Let me back up. I want to talk about computer models, starting with some I was running in the early 1970s.

I worked for a company whose business was replacing the mainframe computers of its clients by renting time on much larger ones we ran for the clients. The clients used various forms of telephone connections, primitive by today’s standard. A 57 kilobit leased line would be a high speed example. No network, a point to point serial line.

Anyway, the modeling we did was to simulate what it would cost prospects to use our services. As input we were able to get quite precise data about the number of bytes read & written, lines printed, CPU cycles consumed, hard disk capacity, number of lines of code executed, etc., for all the computing done on the machine we were proposing to replace. We also did this for clients contemplating new applications.

We had a great deal of complexity to deal with, but it was well documented, well known and precisely accurate. We also had incentive to get it right because, profitability. We exhaustively tested each new IBM system software release against our model. We continually verified its assumptions across several different mainframe architectures.

Not only that, but the easy stuff was 80% of the model. Mostly this consisted in sorting things into different sequences required by the programs.
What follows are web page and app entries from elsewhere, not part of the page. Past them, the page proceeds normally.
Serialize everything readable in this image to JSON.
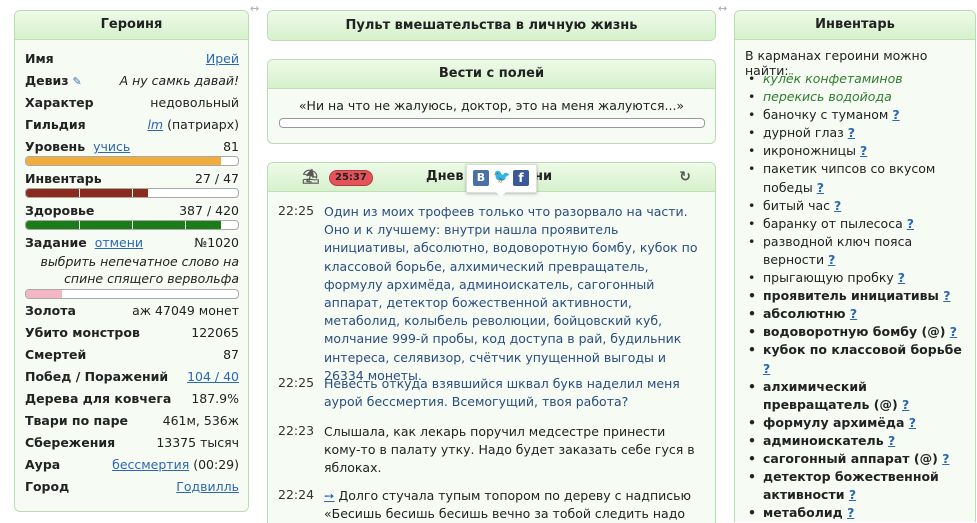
{
  "hero": {
    "title": "Героиня",
    "stats": {
      "name_label": "Имя",
      "name_value": "Ирей",
      "motto_label": "Девиз",
      "motto_value": "А ну самкь давай!",
      "character_label": "Характер",
      "character_value": "недовольный",
      "guild_label": "Гильдия",
      "guild_value": "lm",
      "guild_rank": "(патриарх)",
      "level_label": "Уровень",
      "level_link": "учись",
      "level_value": "81",
      "level_progress": 0.92,
      "inventory_label": "Инвентарь",
      "inventory_value": "27 / 47",
      "inventory_fill": 0.574,
      "health_label": "Здоровье",
      "health_value": "387 / 420",
      "health_fill": 0.921,
      "quest_label": "Задание",
      "quest_link": "отмени",
      "quest_number": "№1020",
      "quest_text": "выбрить непечатное слово на спине спящего вервольфа",
      "quest_progress": 0.17,
      "gold_label": "Золота",
      "gold_value": "аж 47049 монет",
      "monsters_label": "Убито монстров",
      "monsters_value": "122065",
      "deaths_label": "Смертей",
      "deaths_value": "87",
      "wins_label": "Побед / Поражений",
      "wins_value": "104 / 40",
      "trees_label": "Дерева для ковчега",
      "trees_value": "187.9%",
      "pairs_label": "Твари по паре",
      "pairs_value": "461м, 536ж",
      "savings_label": "Сбережения",
      "savings_value": "13375 тысяч",
      "aura_label": "Аура",
      "aura_link": "бессмертия",
      "aura_time": "(00:29)",
      "town_label": "Город",
      "town_value": "Годвилль"
    }
  },
  "pult": {
    "title": "Пульт вмешательства в личную жизнь"
  },
  "news": {
    "title": "Вести с полей",
    "text": "«Ни на что не жалуюсь, доктор, это на меня жалуются...»",
    "progress": 0.0
  },
  "diary": {
    "title_start": "Днев",
    "title_end": "ни",
    "timer": "25:37",
    "entries": [
      {
        "time": "22:25",
        "text": "Один из моих трофеев только что разорвало на части. Оно и к лучшему: внутри нашла проявитель инициативы, абсолютно, водоворотную бомбу, кубок по классовой борьбе, алхимический превращатель, формулу архимёда, админоискатель, сагогонный аппарат, детектор божественной активности, метаболид, колыбель революции, бойцовский куб, молчание 999-й пробы, код доступа в рай, будильник интереса, селявизор, счётчик упущенной выгоды и 26334 монеты."
      },
      {
        "time": "22:25",
        "text": "Невесть откуда взявшийся шквал букв наделил меня аурой бессмертия. Всемогущий, твоя работа?"
      },
      {
        "time": "22:23",
        "text": "Слышала, как лекарь поручил медсестре принести кому-то в палату утку. Надо будет заказать себе гуся в яблоках."
      },
      {
        "time": "22:24",
        "marker": "➙",
        "text": "Долго стучала тупым топором по дереву с надписью «Бесишь бесишь бесишь вечно за тобой следить надо ну"
      }
    ]
  },
  "inventory": {
    "title": "Инвентарь",
    "intro": "В карманах героини можно найти:",
    "items": [
      {
        "name": "кулёк конфетаминов",
        "style": "green",
        "q": ""
      },
      {
        "name": "перекись водойода",
        "style": "green",
        "q": ""
      },
      {
        "name": "баночку с туманом",
        "style": "",
        "q": "?"
      },
      {
        "name": "дурной глаз",
        "style": "",
        "q": "?"
      },
      {
        "name": "икроножницы",
        "style": "",
        "q": "?"
      },
      {
        "name": "пакетик чипсов со вкусом победы",
        "style": "",
        "q": "?"
      },
      {
        "name": "битый час",
        "style": "",
        "q": "?"
      },
      {
        "name": "баранку от пылесоса",
        "style": "",
        "q": "?"
      },
      {
        "name": "разводной ключ пояса верности",
        "style": "",
        "q": "?"
      },
      {
        "name": "прыгающую пробку",
        "style": "",
        "q": "?"
      },
      {
        "name": "проявитель инициативы",
        "style": "active",
        "q": "?"
      },
      {
        "name": "абсолютню",
        "style": "active",
        "q": "?"
      },
      {
        "name": "водоворотную бомбу (@)",
        "style": "active",
        "q": "?"
      },
      {
        "name": "кубок по классовой борьбе",
        "style": "active",
        "q": "?"
      },
      {
        "name": "алхимический превращатель (@)",
        "style": "active",
        "q": "?"
      },
      {
        "name": "формулу архимёда",
        "style": "active",
        "q": "?"
      },
      {
        "name": "админоискатель",
        "style": "active",
        "q": "?"
      },
      {
        "name": "сагогонный аппарат (@)",
        "style": "active",
        "q": "?"
      },
      {
        "name": "детектор божественной активности",
        "style": "active",
        "q": "?"
      },
      {
        "name": "метаболид",
        "style": "active",
        "q": "?"
      }
    ]
  },
  "colors": {
    "panel_border": "#b9dcb2",
    "header_bg": "#d6f1cc",
    "level_bar": "#f0ad3c",
    "inventory_bar": "#8b2b1e",
    "health_bar": "#1a7d1a",
    "quest_bar": "#f4b6c2",
    "link": "#2b67b3",
    "timer_badge": "#e5535a"
  }
}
With dependable database software, this aspect of computing has mostly faded away. Well, except for those still running 1970s software, like New Jersey. (The comments at that link are interesting, too.)

Sometimes, though, even given all our knowledge, we discovered there were things we didn’t know. Usually, not knowing these things turned out badly.
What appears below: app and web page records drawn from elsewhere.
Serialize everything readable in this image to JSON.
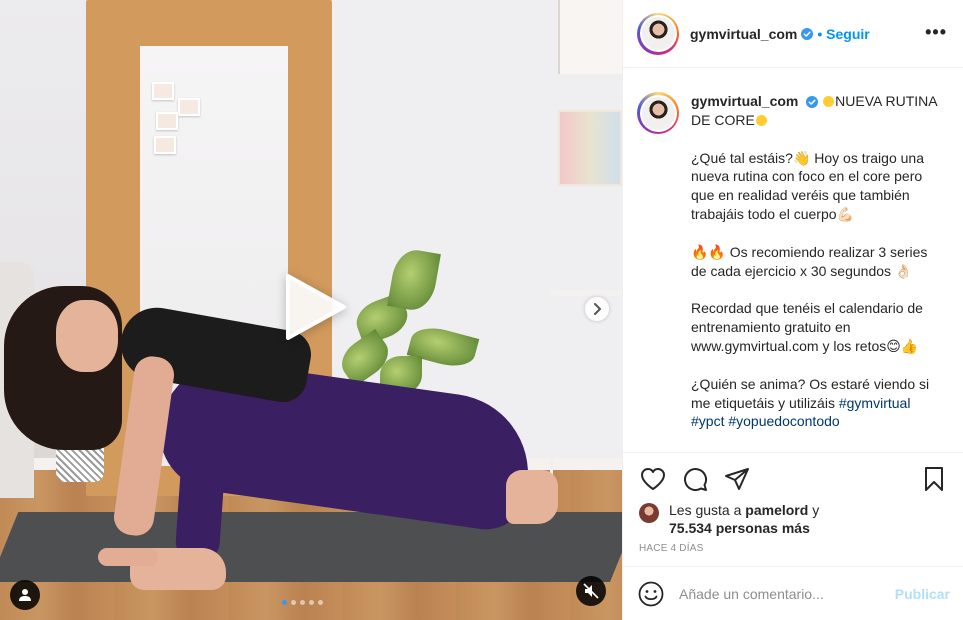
{
  "post": {
    "username": "gymvirtual_com",
    "follow_label": "Seguir",
    "more_label": "•••"
  },
  "caption": {
    "username": "gymvirtual_com",
    "title": "NUEVA RUTINA DE CORE",
    "paragraph1": "¿Qué tal estáis?👋 Hoy os traigo una nueva rutina con foco en el core pero que en realidad veréis que también trabajáis todo el cuerpo💪🏻",
    "paragraph2": "🔥🔥 Os recomiendo realizar 3 series de cada ejercicio x 30 segundos 👌🏻",
    "paragraph3": "Recordad que tenéis el calendario de entrenamiento gratuito en www.gymvirtual.com y los retos😊👍",
    "paragraph4_text": "¿Quién se anima? Os estaré viendo si me etiquetáis y utilizáis",
    "hashtags": [
      "#gymvirtual",
      "#ypct",
      "#yopuedocontodo"
    ]
  },
  "likes": {
    "prefix": "Les gusta a",
    "liker": "pamelord",
    "conjunction": "y",
    "others": "75.534 personas más"
  },
  "time_ago": "HACE 4 DÍAS",
  "comment": {
    "placeholder": "Añade un comentario...",
    "publish_label": "Publicar"
  },
  "carousel": {
    "total_slides": 5,
    "current_slide": 1
  },
  "colors": {
    "accent": "#0095f6",
    "publish_disabled": "#b2dffc",
    "hashtag": "#00376b",
    "verified": "#3897f0"
  },
  "icons": [
    "play-icon",
    "next-arrow-icon",
    "tagged-user-icon",
    "muted-icon",
    "verified-badge-icon",
    "heart-icon",
    "comment-icon",
    "share-icon",
    "bookmark-icon",
    "emoji-icon",
    "more-icon"
  ]
}
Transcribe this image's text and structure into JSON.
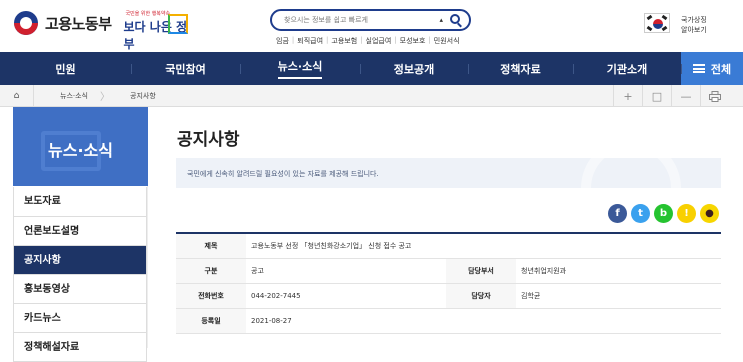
{
  "header": {
    "logo_text": "고용노동부",
    "slogan_small": "국민을 위한 행복약속",
    "slogan_big": "보다 나은 정부",
    "search_placeholder": "찾으시는 정보를 쉽고 빠르게",
    "quick_links": [
      "임금",
      "퇴직급여",
      "고용보험",
      "실업급여",
      "모성보호",
      "민원서식"
    ],
    "national_symbol_label": [
      "국가상징",
      "알아보기"
    ]
  },
  "gnb": {
    "items": [
      "민원",
      "국민참여",
      "뉴스·소식",
      "정보공개",
      "정책자료",
      "기관소개"
    ],
    "active_index": 2,
    "all_label": "전체"
  },
  "breadcrumb": {
    "home_icon": "home-icon",
    "items": [
      "뉴스·소식",
      "공지사항"
    ],
    "tools": [
      "+",
      "□",
      "—",
      "print-icon"
    ]
  },
  "lnb": {
    "title": "뉴스·소식",
    "items": [
      "보도자료",
      "언론보도설명",
      "공지사항",
      "홍보동영상",
      "카드뉴스",
      "정책해설자료"
    ],
    "active_index": 2
  },
  "content": {
    "title": "공지사항",
    "intro": "국민에게 신속히 알려드릴 필요성이 있는 자료를 제공해 드립니다.",
    "share_icons": [
      "facebook-icon",
      "twitter-icon",
      "band-icon",
      "kakaostory-icon",
      "kakaotalk-icon"
    ],
    "share_colors": [
      "#3b5998",
      "#3aa1ee",
      "#25c330",
      "#f8d000",
      "#f7d600"
    ],
    "table": {
      "subject_label": "제목",
      "subject_value": "고용노동부 선정 「청년친화강소기업」 신청 접수 공고",
      "type_label": "구분",
      "type_value": "공고",
      "dept_label": "담당부서",
      "dept_value": "청년취업지원과",
      "phone_label": "전화번호",
      "phone_value": "044-202-7445",
      "manager_label": "담당자",
      "manager_value": "김학균",
      "date_label": "등록일",
      "date_value": "2021-08-27"
    }
  }
}
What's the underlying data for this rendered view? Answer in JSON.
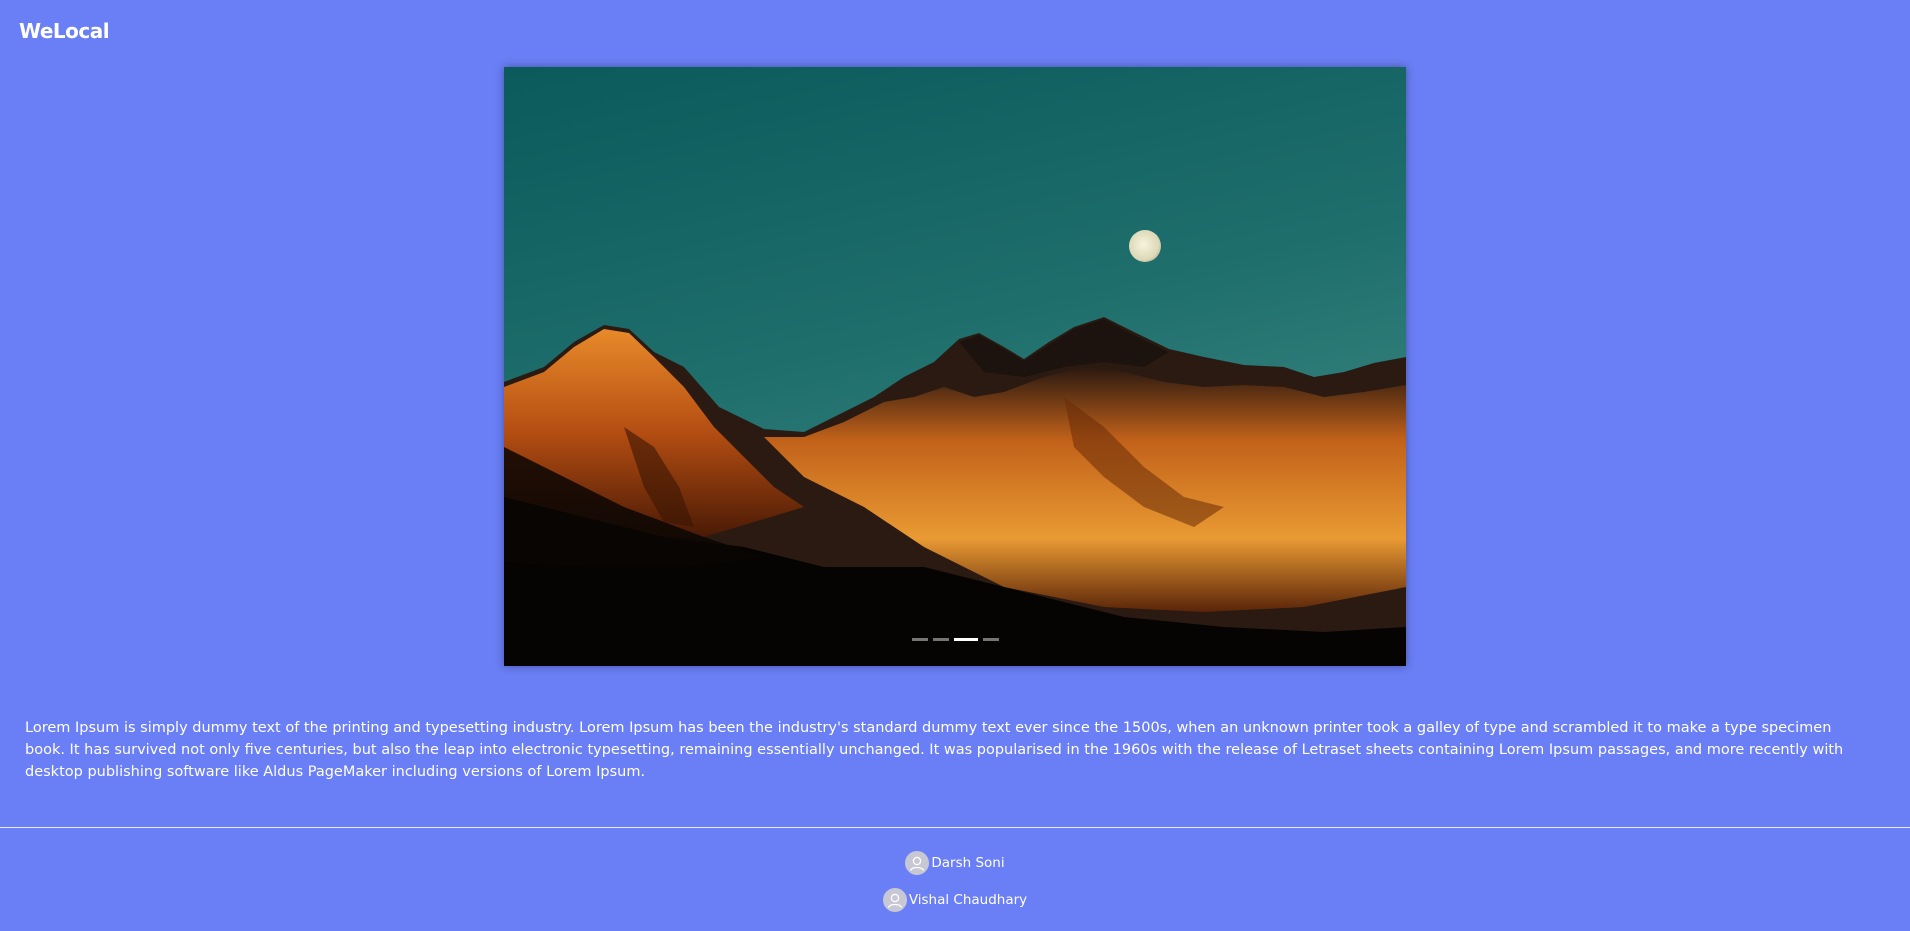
{
  "header": {
    "logo": "WeLocal"
  },
  "carousel": {
    "image_alt": "Mountain range at sunset with full moon",
    "slide_count": 4,
    "active_index": 2
  },
  "description": "Lorem Ipsum is simply dummy text of the printing and typesetting industry. Lorem Ipsum has been the industry's standard dummy text ever since the 1500s, when an unknown printer took a galley of type and scrambled it to make a type specimen book. It has survived not only five centuries, but also the leap into electronic typesetting, remaining essentially unchanged. It was popularised in the 1960s with the release of Letraset sheets containing Lorem Ipsum passages, and more recently with desktop publishing software like Aldus PageMaker including versions of Lorem Ipsum.",
  "footer": {
    "contributors": [
      {
        "name": "Darsh Soni",
        "icon": "user-avatar-icon"
      },
      {
        "name": "Vishal Chaudhary",
        "icon": "user-avatar-icon"
      }
    ]
  },
  "colors": {
    "background": "#6a7ef5",
    "text": "#ffffff"
  }
}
Like the cost of a CICS transaction… You don’t care what that means, I’ll spare you the details. Short version, one customer had creatively designed a system that made CICS use 5 times the expensive resources our exquisitely constructed model assumed.

Even in a nearly closed system, with highly accurate and detailed information about a mechanistic process, with monetary incentive – we could get the wrong answer. Because of human innovation.
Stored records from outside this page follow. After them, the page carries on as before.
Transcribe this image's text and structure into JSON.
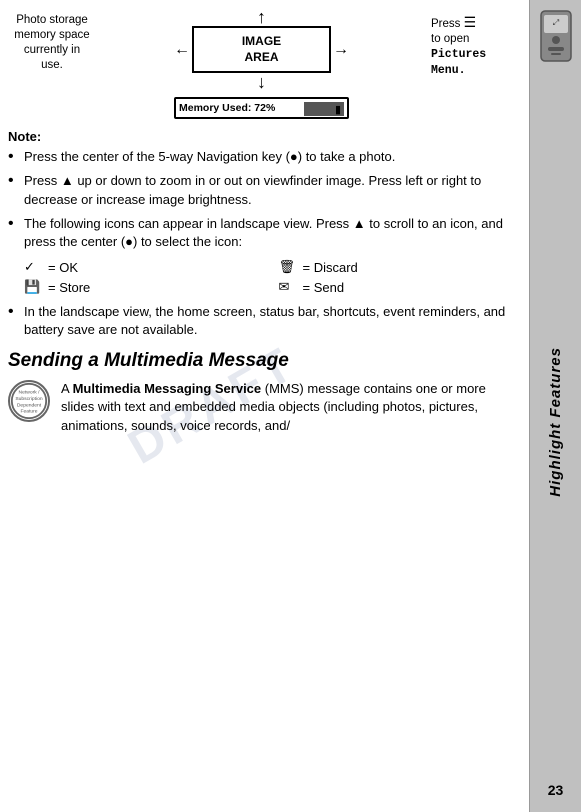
{
  "sidebar": {
    "vertical_label": "Highlight Features",
    "page_number": "23"
  },
  "diagram": {
    "photo_label_line1": "Photo storage",
    "photo_label_line2": "memory space",
    "photo_label_line3": "currently in",
    "photo_label_line4": "use.",
    "image_area_line1": "IMAGE",
    "image_area_line2": "AREA",
    "press_line1": "Press",
    "press_line2": "to open",
    "pictures_menu": "Pictures Menu.",
    "memory_label": "Memory Used: 72%"
  },
  "note": {
    "heading": "Note:",
    "bullets": [
      "Press the center of the 5-way Navigation key (●) to take a photo.",
      "Press ▲ up or down to zoom in or out on viewfinder image. Press left or right to decrease or increase image brightness.",
      "The following icons can appear in landscape view. Press ▲ to scroll to an icon, and press the center (●) to select the icon:"
    ]
  },
  "icon_legend": [
    {
      "icon": "✓",
      "label": "= OK"
    },
    {
      "icon": "🗑",
      "label": "= Discard"
    },
    {
      "icon": "💾",
      "label": "= Store"
    },
    {
      "icon": "✉",
      "label": "= Send"
    }
  ],
  "bullet_landscape": "In the landscape view, the home screen, status bar, shortcuts, event reminders, and battery save are not available.",
  "sending": {
    "heading": "Sending a Multimedia Message",
    "network_label": "Network /\nSubscription\nDependent\nFeature",
    "intro_bold": "Multimedia Messaging Service",
    "intro_mms": " (MMS)",
    "intro_rest": " message contains one or more slides with text and embedded media objects (including photos, pictures, animations, sounds, voice records, and/"
  }
}
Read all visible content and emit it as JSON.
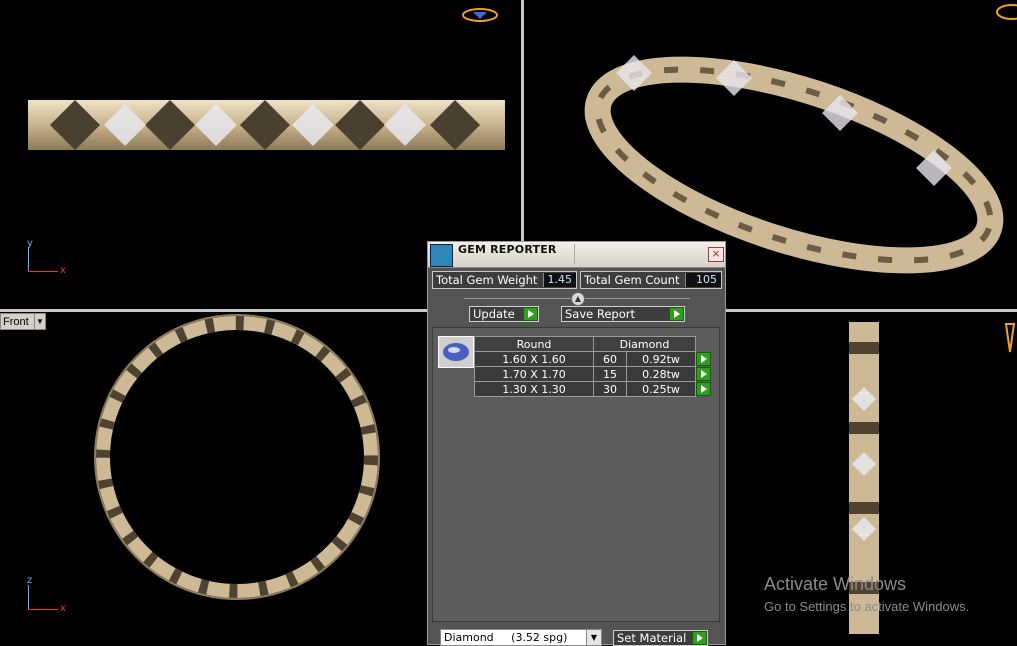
{
  "viewports": {
    "top_left": {
      "axis_y": "y",
      "axis_x": "x"
    },
    "bottom_left": {
      "view_label": "Front",
      "axis_z": "z",
      "axis_x": "x"
    }
  },
  "gem_reporter": {
    "title": "GEM REPORTER",
    "close_label": "×",
    "total_weight_label": "Total Gem Weight",
    "total_weight_value": "1.45",
    "total_count_label": "Total Gem Count",
    "total_count_value": "105",
    "update_label": "Update",
    "save_report_label": "Save Report",
    "table": {
      "headers": [
        "Round",
        "Diamond"
      ],
      "rows": [
        {
          "size": "1.60 X 1.60",
          "count": "60",
          "weight": "0.92tw"
        },
        {
          "size": "1.70 X 1.70",
          "count": "15",
          "weight": "0.28tw"
        },
        {
          "size": "1.30 X 1.30",
          "count": "30",
          "weight": "0.25tw"
        }
      ]
    },
    "material_value": "Diamond     (3.52 spg)",
    "set_material_label": "Set Material"
  },
  "watermark": {
    "line1": "Activate Windows",
    "line2": "Go to Settings to activate Windows."
  },
  "colors": {
    "metal": "#d6c3a3",
    "panel": "#545454",
    "accent_green": "#2f9e1d"
  }
}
Anyway, we used 80 column punch cards to construct the individual models and then fed them into the mainframe. Punching the wrong hole, or punching it in the wrong place had serious consequences in this tedious process. The output was checked meticulously. Tweaking a parameter meant changing the whole construct, not just one parameter, and another run on the mainframe. It was labor and compute intensive.

A little later, I purchased a personal computer, a TRS80 Model I. I also obtained a copy of one of the most important programs ever created for microcomputers. VisiCalc.

VisiCalc was intoxicating! I could change one cell and watch the effects ripple through the spreadsheet in seconds. The need to be meticulous didn’t go away, but errors were easily and quickly corrected. Assumptions were testable for reasonableness immediately.

What gradually did go away were constraints on believing the output. I watched this happen in a consulting career using such tools (Lotus, Excel) to advise my clients. Despite my decidedly cautionary advice about what we didn’t know we didn’t know, vanishingly few were appropriately skeptical.

“Yes, I am knowledgeable and trustworthy. Yes, that output reflects what you told me. But, neither of us even can know enough.”

This extended introduction brings us to two sets of models now being used to control our lives: Models of the CCP Pandemic (known to the politically correct as COVID-19) consequences and Catastrophic Anthropogenic Global Warming (known, until the next terminology rehash, as “Climate Change”).

Differences between my 1970s models and those: I knew much more about vastly fewer model parameters and their limits; had devastatingly superior, proven data; dealt with a non-chaotic system; and had greater personal consequences for inaccuracy.

The main differences between the CCP and CAGW sets of models is that the CCP models are simpler and have a much shorter time scale.

The similarities for the CCP and CAGW sets of models is that they have been wildly wrong and are used to argue for massive government expenditures, limitations on freedoms, and citizen surveillance.

Some are even connecting the two. I can see why.